How Father Christmas can cause long term damage to a parent’s relationship with their children 

For most young children, it is an essential part of the magic of Christmas. But letting them believe in Santa Claus does more harm than good, two academics claim.

The spoilsports – presumably with nothing better to do than ruin the much-loved fantasy of Father Christmas flying in by sleigh to deliver presents to children who have been good – insist the myth causes long-term damage to families.

That is because when a child discovers the truth, they will no longer trust their parents, the pair claim in the respected medical journal Lancet Psychiatry.

When a child discovers the truth about Father Christmas, they will no longer trust their parents, claim two academics

When a child discovers the truth about Father Christmas, they will no longer trust their parents, claim two academics

Professor Christopher Boyle, a psychologist at the University of Exeter, and researcher Dr Kathy McKay from the University of New England in Australia, say the fib ‘seems not only acceptable, but also necessary – woe betide the person who tells a child that Santa is a lie before the child works it out for themselves’.

They add: ‘All children will eventually find out they’ve been consistently lied to for years, and this might make them wonder what other lies they’ve been told.

‘If [parents] are capable of lying about something so special and magical, can they be relied upon to continue as the guardians of wisdom and truth?’

Last night Professor Boyle, who does not have children, defended the claims, made in an essay titled A Wonderful Lie.

‘The morality of making children believe in such myths has to be questioned,’ he said. ‘It’s also interesting to ask whether lying in this way will affect children in ways that have not been considered.’

But he admitted it would be difficult to bring up children without using the Santa myth.

And he stressed that it can have a positive effect – including bringing parents and children together.

‘The point is that it is based on a myth, it is based on a lie. There comes a point where the child is going to ask you “Is Santa real?” and at that point you have to decide what to tell them.’ He stressed the essay was not based on his observation of patients, but was theoretical.

'Do your parents still believe in Nigel Farage?'

‘Do your parents still believe in Nigel Farage?’

The authors say the idea that Santa judges you as naughty or nice is terrifying and suggest parents may be motivated by a selfish desire to relive their own childhood.
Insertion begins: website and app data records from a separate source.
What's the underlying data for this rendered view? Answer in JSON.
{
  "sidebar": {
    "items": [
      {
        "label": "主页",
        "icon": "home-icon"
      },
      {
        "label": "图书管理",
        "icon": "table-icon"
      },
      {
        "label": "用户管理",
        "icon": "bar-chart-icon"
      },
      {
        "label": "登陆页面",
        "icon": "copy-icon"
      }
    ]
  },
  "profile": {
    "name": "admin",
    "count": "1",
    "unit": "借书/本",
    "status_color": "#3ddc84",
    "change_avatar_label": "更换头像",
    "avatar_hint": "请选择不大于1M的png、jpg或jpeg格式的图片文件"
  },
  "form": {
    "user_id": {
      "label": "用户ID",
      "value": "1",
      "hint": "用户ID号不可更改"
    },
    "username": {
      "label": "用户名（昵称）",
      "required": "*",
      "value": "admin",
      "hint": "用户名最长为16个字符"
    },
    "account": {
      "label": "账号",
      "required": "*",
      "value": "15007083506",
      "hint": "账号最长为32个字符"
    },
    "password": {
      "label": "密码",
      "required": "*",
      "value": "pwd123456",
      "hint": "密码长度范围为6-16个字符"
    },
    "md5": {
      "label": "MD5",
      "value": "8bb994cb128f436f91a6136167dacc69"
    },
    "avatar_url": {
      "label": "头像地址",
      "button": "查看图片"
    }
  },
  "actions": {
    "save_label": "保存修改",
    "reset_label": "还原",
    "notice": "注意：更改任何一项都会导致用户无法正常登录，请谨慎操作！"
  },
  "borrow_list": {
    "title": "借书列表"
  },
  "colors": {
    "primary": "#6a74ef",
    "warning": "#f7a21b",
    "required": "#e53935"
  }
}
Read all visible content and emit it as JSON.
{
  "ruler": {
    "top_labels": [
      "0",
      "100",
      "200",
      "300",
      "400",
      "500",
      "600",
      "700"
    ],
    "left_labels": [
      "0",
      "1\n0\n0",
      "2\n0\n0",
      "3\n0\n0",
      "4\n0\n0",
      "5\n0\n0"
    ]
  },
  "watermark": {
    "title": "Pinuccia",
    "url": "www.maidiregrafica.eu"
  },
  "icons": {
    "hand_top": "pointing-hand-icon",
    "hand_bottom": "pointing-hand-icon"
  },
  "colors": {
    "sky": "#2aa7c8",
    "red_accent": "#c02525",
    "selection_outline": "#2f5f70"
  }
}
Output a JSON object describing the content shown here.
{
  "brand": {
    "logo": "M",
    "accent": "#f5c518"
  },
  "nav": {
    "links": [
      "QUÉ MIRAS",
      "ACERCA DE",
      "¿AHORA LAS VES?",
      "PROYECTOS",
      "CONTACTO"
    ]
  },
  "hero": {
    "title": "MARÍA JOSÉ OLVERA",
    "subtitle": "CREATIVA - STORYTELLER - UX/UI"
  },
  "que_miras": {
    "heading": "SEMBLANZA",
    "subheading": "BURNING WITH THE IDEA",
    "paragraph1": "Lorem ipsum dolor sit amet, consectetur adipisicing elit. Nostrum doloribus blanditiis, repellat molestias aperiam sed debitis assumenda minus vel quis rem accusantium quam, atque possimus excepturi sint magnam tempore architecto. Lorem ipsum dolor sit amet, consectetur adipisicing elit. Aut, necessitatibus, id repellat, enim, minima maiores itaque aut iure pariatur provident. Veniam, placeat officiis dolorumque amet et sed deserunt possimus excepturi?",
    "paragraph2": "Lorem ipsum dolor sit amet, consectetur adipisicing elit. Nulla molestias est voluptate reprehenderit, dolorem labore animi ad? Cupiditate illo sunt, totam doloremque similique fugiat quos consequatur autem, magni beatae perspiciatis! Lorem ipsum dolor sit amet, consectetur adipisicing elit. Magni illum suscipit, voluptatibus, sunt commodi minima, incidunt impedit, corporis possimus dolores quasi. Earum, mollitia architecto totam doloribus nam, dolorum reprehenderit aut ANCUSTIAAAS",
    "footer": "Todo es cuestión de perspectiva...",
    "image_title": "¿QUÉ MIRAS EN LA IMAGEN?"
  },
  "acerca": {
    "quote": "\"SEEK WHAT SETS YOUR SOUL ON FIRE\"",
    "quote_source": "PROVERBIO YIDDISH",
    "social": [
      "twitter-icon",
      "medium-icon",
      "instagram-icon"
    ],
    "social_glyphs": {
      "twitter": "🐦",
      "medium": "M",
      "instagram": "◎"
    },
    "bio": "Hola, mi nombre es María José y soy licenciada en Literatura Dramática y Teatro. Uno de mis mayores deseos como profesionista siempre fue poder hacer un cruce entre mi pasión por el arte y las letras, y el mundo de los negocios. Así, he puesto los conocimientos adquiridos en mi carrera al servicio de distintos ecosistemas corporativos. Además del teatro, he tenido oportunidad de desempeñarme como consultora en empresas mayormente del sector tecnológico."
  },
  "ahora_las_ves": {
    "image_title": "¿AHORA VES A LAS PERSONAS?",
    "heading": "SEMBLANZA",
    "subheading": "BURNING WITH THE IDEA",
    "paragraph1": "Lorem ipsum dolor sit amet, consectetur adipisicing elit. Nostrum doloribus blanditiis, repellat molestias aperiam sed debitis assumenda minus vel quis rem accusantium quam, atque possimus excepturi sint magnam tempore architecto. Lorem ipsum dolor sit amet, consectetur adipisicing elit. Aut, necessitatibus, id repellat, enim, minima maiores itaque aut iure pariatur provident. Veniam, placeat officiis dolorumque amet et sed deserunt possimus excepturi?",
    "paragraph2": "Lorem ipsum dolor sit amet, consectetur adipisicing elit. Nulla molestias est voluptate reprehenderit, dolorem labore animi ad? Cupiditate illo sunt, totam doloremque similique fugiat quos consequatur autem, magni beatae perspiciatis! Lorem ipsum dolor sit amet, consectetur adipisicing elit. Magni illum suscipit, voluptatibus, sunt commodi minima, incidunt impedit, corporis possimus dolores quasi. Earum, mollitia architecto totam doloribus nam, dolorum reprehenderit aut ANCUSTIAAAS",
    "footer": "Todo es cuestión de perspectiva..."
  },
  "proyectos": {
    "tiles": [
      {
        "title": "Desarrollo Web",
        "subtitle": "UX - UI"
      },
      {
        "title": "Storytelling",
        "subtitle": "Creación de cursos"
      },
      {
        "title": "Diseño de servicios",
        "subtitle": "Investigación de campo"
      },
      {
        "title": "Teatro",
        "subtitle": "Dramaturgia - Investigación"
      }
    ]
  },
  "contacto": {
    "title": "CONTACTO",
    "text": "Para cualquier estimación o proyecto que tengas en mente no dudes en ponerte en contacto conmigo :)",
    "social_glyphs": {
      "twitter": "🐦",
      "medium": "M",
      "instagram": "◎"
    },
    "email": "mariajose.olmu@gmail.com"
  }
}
Dr McKay said: ‘The persistence of fandom in stories like Harry Potter, Star Wars and Doctor Who well into adulthood demonstrates this desire to briefly re-enter childhood.’

In the essay, they write: ‘Perhaps the biggest moral breach of the Christmas lie comes with the fact that one day, the truth comes out.

‘Children must all find out eventually that their parents have blatantly and consistently carried on a lie for a number of years.

‘Children may find out from a third party, or through their parents getting bored of the make-believe and making a mistake; both might affect the trust that exists between child and parent.

‘If adults have been lying about Santa, even though it has usually been well-intentioned, what else is a lie? If Santa isn’t real, are fairies real? Is magic? Is God?’

Their view echoes that of evolutionary biologist Richard Dawkins, who has previously criticised parents for reading children fairy tales because they instil a false world view. Professor Dawkins, whose controversial 2006 book The God Delusion took aim at religion, claims he was just 21 months when he saw through the myth of Santa.

The Oxford University academic said in a speech two years ago: ‘Is it a good thing to go along with the fantasies of childhood, magical as they are? Or should we be fostering a spirit of scepticism? I think it’s rather pernicious to inculcate into a child a view of the world which includes supernaturalism – we get enough of that anyway.’